Pain management during the global period of a procedure, if related to that procedure, is not separately reportable. If a provider other than the operating provider performs follow-up care, you must be careful to avoid “unbundling” of that follow-up care.
The global period, or global surgical package, bundles all care typically related to surgical service into a single payment. The Centers for Medicare & Medicaid Services (CMS) defines the global period to include:
- Pre-operative visits after the decision is made to operate. For major procedures, this includes pre- operative visits the day before the day of surgery. For minor procedures, this includes pre-operative visits the day of surgery
- Intra-operative services that are normally a usual and necessary part of a surgical procedure
- All additional medical or surgical services required of the surgeon during the post-operative period of the surgery because of complications, which do not require additional trips to the operating room
- Follow-up visits during the post-operative period of the surgery that are related to recovery from the surgery
- Post-surgical pain management by the surgeon
- Supplies, except for those identified as exclusions
- Miscellaneous services, such as dressing changes, local incision care, removal of operative pack, removal of cutaneous sutures and staples, lines, wires, tubes, drains, casts, and splints; insertion, irrigation, and removal of urinary catheters, routine peripheral intravenous lines, nasogastric and rectal tubes; and changes and removal of tracheostomy tubes
As emphasized by the bolded text, above, CMS includes “post-surgical pain management by the surgeon” as a defined component of the global package. Yet some providers may prefer not to furnish this care (or other bundled, post-surgical care), and instead wish to “outsource” this work to another provider.
For example, an orthopedic group practice may include an anesthesiologist to provide post-operative pain management. Because this care is part of the global package, however, the anesthesiologist cannot bill separately for these services. Or, a provider may contract post-operative care to a different provider. For instance, an orthopedic surgeon may pay an anesthesiologist “per patient” to manage post-operative pain. The anesthesiologist would bill the surgeon directly for services, but would not bill the insurer or patient.
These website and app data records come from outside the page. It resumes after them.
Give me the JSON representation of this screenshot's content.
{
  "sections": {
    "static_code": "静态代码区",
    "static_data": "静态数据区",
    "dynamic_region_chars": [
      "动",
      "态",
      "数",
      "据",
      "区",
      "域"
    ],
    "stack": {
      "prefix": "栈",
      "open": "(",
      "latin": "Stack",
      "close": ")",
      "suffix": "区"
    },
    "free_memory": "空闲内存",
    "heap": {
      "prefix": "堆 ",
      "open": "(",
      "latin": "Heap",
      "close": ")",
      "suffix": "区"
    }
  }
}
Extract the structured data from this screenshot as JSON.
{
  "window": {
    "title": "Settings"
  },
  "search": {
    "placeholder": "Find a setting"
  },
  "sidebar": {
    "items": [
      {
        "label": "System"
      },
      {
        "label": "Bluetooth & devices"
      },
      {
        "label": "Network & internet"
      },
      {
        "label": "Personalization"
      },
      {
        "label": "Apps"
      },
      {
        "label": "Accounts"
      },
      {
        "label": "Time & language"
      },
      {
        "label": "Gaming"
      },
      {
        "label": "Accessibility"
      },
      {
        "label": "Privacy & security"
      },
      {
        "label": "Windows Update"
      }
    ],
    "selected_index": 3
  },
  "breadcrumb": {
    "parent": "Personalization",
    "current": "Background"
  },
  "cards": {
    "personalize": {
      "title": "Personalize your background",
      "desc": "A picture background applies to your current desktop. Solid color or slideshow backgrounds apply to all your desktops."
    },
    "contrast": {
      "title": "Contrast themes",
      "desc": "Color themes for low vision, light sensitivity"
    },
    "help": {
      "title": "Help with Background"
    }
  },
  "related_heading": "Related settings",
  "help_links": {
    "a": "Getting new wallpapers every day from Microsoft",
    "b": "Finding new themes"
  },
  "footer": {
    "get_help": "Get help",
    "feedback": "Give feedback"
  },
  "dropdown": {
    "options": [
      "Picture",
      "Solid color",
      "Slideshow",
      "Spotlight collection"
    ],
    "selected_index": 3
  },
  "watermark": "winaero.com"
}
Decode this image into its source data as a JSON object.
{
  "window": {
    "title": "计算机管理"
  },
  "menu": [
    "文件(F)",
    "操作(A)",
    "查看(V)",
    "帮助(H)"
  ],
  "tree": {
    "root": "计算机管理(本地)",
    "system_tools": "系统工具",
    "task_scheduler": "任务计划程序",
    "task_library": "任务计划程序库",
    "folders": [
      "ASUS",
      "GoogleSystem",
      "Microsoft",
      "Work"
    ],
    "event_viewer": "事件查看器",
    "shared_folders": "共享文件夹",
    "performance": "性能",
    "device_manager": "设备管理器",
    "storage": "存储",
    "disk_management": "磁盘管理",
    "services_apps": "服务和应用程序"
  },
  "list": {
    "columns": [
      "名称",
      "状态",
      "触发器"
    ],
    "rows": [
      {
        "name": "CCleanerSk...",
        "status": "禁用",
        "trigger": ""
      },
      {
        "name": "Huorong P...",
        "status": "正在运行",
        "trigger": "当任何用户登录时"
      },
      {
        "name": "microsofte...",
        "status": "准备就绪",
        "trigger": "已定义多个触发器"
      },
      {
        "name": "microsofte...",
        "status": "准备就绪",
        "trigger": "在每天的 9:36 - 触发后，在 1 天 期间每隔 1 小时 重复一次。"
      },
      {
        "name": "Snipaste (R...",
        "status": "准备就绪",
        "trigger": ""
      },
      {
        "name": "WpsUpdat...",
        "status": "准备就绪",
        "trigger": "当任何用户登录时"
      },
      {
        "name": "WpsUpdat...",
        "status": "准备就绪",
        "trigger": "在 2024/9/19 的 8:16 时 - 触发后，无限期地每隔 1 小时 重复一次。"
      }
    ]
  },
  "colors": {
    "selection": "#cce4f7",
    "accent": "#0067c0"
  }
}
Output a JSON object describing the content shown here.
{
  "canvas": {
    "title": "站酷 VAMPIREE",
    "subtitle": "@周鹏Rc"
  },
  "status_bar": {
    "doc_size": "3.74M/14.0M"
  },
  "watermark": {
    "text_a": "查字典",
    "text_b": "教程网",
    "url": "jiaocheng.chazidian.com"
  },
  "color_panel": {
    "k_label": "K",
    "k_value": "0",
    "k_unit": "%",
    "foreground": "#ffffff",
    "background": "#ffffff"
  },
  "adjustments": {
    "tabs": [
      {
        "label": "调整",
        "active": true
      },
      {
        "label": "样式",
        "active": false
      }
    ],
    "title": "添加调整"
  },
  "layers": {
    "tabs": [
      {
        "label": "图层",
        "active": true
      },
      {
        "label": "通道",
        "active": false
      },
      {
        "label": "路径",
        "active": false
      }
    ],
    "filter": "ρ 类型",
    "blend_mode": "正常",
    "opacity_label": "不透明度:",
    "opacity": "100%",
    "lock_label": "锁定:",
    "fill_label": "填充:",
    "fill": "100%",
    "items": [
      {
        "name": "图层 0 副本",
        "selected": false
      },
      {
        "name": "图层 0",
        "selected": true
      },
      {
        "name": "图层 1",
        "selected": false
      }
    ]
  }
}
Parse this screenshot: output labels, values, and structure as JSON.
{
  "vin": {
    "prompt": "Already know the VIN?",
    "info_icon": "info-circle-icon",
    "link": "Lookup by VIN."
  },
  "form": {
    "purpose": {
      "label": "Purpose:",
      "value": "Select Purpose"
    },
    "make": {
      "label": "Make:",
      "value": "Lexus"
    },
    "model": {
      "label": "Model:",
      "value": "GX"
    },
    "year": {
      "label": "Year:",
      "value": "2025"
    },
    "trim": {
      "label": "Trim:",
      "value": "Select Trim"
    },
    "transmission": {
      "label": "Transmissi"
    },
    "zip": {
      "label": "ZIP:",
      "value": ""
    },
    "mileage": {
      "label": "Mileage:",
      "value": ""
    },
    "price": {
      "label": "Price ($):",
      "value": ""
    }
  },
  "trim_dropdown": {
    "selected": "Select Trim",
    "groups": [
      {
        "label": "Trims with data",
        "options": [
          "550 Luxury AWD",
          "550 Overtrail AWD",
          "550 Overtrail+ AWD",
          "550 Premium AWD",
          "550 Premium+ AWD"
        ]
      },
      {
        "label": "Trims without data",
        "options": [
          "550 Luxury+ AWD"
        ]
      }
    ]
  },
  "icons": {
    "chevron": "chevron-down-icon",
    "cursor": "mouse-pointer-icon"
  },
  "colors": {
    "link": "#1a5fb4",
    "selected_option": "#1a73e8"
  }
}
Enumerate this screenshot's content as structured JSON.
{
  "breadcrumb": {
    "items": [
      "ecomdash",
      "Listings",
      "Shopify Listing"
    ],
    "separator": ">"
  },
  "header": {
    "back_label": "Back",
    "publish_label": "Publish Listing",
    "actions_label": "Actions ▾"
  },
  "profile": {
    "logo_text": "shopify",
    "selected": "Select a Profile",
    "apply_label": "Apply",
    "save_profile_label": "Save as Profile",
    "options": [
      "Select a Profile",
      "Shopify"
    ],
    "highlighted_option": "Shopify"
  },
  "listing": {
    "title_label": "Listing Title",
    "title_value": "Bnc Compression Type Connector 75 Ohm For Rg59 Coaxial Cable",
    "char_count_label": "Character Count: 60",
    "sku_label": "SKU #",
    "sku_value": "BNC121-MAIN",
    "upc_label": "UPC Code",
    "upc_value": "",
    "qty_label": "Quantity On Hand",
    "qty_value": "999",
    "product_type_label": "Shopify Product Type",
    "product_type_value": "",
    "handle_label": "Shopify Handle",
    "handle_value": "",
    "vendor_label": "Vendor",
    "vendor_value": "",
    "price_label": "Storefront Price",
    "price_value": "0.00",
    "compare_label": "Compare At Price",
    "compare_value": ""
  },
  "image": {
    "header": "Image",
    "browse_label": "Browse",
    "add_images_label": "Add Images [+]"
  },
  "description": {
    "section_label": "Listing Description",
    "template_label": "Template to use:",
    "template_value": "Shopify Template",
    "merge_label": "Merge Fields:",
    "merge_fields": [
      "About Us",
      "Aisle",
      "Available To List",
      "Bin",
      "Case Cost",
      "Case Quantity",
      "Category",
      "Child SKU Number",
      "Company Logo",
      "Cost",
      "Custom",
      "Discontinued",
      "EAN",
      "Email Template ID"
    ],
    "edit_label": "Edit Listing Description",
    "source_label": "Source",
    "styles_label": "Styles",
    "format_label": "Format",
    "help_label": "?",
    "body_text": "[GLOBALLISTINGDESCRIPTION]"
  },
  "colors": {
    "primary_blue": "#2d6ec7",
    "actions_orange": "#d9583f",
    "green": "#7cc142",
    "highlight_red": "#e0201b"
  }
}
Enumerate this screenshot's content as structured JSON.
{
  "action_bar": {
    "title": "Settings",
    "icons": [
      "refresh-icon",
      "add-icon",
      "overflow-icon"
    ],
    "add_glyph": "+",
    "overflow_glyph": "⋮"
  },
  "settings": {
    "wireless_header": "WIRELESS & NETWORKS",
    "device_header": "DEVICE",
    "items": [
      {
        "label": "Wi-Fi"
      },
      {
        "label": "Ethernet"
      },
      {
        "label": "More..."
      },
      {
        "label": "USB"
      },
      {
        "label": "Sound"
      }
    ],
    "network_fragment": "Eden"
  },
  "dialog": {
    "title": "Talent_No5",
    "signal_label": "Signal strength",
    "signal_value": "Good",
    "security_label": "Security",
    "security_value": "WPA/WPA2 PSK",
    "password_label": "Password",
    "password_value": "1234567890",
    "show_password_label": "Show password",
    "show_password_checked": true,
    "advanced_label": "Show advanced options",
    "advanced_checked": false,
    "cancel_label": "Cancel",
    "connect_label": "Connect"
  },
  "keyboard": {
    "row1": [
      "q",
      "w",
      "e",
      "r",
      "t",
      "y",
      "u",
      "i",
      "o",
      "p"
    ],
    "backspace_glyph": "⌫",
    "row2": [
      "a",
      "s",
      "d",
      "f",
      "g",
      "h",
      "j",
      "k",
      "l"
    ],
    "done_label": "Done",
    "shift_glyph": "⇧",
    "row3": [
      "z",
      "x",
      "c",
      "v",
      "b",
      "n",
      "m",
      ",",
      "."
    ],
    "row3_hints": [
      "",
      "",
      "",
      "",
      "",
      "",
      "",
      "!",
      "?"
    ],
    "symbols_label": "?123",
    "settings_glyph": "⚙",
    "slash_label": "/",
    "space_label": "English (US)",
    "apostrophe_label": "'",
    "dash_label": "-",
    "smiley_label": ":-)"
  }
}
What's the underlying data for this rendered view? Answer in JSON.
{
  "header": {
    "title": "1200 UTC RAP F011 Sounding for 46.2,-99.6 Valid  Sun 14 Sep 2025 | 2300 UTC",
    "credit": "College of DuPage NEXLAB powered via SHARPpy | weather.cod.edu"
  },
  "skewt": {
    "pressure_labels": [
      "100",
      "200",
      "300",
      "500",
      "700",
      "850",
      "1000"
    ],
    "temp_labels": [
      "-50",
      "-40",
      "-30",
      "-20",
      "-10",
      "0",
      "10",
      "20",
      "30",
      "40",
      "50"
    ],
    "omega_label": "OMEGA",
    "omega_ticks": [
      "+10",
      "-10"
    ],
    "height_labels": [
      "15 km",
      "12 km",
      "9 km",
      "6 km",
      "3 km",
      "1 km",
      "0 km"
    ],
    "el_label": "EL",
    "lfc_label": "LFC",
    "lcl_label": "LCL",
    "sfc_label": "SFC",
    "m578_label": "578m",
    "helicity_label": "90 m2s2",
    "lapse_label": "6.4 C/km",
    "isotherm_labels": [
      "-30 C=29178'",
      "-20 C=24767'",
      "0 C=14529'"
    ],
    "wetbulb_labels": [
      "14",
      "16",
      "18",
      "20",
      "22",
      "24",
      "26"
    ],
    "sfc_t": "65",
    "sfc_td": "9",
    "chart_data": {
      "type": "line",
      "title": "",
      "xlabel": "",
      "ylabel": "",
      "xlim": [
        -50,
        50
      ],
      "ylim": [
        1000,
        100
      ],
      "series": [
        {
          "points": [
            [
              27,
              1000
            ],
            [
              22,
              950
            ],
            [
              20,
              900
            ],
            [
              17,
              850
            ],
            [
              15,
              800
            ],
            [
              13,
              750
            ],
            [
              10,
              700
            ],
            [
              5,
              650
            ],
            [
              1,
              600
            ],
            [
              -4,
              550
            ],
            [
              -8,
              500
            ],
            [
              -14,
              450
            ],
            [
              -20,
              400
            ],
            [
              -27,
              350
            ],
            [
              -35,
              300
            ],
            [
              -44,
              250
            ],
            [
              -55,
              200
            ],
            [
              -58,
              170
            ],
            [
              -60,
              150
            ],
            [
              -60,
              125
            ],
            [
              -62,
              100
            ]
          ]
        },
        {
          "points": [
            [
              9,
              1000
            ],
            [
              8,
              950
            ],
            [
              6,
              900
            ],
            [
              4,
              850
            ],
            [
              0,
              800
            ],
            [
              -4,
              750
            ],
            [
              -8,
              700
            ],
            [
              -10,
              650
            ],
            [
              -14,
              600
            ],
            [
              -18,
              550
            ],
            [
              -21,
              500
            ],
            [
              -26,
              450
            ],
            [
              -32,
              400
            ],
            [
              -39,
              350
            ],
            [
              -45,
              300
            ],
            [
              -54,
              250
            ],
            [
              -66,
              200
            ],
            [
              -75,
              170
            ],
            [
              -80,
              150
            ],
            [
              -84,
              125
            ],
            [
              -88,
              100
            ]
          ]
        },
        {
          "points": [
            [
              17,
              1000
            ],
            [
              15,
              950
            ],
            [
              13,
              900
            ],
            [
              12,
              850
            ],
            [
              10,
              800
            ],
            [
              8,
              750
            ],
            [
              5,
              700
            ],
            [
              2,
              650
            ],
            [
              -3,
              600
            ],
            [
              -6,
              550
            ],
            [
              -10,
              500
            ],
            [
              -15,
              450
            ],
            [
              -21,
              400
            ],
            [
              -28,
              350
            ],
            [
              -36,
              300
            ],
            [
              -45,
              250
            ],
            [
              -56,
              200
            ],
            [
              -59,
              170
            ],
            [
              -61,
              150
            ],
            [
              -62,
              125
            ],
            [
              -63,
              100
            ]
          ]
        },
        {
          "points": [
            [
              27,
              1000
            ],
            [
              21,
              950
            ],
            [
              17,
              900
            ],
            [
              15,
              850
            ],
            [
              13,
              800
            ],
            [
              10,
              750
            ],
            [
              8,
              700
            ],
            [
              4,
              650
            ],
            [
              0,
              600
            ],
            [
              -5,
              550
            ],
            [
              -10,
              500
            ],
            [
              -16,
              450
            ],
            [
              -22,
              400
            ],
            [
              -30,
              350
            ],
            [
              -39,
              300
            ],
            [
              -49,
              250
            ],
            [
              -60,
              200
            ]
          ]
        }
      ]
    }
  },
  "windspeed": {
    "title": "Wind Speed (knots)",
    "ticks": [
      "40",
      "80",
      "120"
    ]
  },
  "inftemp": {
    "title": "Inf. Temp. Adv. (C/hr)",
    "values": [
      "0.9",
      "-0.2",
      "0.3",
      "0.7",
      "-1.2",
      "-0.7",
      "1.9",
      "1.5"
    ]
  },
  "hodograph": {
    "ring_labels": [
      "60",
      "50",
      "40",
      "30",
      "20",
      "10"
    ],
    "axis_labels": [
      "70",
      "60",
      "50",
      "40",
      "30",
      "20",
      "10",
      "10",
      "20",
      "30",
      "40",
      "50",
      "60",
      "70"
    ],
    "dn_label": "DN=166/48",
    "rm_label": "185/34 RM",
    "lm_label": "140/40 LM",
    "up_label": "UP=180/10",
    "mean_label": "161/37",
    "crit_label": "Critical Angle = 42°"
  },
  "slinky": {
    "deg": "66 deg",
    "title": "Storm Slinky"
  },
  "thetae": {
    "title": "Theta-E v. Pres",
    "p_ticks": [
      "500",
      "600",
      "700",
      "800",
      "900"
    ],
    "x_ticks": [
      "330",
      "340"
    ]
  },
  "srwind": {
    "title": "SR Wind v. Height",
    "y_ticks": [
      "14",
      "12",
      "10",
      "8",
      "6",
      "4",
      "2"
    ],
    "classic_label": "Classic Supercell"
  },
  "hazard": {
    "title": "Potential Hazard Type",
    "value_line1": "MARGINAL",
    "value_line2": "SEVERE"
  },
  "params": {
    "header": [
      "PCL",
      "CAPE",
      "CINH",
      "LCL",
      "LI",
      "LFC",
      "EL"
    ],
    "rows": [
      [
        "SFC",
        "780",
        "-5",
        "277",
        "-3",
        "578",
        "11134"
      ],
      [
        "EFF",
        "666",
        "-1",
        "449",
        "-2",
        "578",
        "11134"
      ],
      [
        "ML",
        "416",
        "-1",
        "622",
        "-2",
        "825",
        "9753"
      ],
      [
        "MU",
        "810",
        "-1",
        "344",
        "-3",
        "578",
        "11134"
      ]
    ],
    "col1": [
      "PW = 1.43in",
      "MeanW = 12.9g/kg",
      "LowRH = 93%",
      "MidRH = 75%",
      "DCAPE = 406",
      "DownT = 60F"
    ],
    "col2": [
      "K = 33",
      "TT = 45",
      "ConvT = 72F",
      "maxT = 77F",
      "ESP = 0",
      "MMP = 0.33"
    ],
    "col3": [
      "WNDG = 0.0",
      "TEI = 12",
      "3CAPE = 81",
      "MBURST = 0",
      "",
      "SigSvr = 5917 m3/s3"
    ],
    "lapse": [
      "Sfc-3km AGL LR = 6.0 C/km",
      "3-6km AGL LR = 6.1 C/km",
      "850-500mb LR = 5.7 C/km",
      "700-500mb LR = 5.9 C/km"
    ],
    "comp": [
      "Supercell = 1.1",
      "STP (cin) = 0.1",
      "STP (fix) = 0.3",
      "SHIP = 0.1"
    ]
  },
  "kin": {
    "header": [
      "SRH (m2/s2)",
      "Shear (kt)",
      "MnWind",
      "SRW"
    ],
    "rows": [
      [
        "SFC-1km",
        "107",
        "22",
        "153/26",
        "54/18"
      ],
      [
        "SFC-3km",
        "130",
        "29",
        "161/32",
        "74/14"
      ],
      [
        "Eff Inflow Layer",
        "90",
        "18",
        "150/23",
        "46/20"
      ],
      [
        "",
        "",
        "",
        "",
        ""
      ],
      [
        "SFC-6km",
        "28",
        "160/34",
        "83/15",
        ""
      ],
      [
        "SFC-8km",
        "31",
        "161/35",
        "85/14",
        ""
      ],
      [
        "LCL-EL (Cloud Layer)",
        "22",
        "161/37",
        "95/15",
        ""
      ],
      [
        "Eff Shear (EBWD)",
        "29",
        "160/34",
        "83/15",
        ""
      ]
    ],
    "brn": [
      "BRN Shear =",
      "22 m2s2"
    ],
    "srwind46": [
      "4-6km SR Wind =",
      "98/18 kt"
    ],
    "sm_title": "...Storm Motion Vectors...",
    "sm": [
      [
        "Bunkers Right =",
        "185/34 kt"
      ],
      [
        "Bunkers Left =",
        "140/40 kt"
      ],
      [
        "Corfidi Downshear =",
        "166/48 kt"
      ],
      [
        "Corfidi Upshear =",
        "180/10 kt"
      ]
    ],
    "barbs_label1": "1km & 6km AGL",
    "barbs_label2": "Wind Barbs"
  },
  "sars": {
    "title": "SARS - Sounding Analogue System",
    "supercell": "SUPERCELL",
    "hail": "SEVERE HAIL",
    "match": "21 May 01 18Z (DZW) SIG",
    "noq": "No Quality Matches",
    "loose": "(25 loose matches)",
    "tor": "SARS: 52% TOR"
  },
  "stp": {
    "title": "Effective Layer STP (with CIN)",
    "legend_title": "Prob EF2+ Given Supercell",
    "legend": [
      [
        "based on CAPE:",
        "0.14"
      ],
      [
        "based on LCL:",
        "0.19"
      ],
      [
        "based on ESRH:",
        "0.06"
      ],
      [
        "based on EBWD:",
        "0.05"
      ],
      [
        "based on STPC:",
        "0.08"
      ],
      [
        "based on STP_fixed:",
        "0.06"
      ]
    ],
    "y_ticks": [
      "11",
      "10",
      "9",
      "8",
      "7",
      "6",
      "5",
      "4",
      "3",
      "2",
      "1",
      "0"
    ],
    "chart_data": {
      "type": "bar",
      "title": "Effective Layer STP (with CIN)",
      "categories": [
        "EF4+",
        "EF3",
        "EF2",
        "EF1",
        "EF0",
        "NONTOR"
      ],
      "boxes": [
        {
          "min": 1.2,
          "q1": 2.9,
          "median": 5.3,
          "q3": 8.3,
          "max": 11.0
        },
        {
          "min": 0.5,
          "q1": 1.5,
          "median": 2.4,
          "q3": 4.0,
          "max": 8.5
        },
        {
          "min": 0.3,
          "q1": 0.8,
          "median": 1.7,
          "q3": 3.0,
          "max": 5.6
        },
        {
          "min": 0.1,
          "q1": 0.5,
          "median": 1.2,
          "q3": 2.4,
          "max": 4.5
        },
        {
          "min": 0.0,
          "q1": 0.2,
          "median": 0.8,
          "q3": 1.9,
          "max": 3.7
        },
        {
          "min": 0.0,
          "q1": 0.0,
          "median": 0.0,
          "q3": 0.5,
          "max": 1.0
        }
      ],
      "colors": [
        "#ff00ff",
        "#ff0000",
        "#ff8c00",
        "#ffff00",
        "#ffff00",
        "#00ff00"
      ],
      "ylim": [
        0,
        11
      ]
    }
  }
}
There is another option that allows a provider to “unbundle” the surgical component of a procedure from the pre- and postsurgical care. If the provider who performs the surgical procedure, only (e.g., the “intraoperative” portion of the service), and does not furnish the follow-up care, the post-operative care is paid separately if the provider who performed the surgery and the provider who performs the post-op care agree on a transfer of care.
The provider who performed surgical care should append modifier 54 Surgical care only to the appropriate CPT® code(s) to describe the surgery performed. The modifier signals that the surgeon intends to relinquish “all or part of the post-operative care” to another provider, per CMS.
The physician who performs post-operative management services reports the same code(s) as the surgeon, but appends modifier-55 Postoperative management only. CMS advises, “Report the date of surgery as the date of service and indicate the date that care was relinquished or assumed. Physicians must keep copies of the written transfer agreement in the beneficiary’s medical record.”
Per Medicare rules, “Where a transfer of care does not occur, the services of another physician may either be paid separately or denied for medical necessity reasons, depending on the circumstances of the case.”
When appending modifiers 54 or 55, you must coordinate your coding with that of the physician who provides the other portion of care. Failure to cooperate in this way will likely result in one physician (usually the physician who provides postoperative care) missing out on reimbursement.
For More Information: https://www.aapc.com/blog/46644-pain-management-and-the-global-period/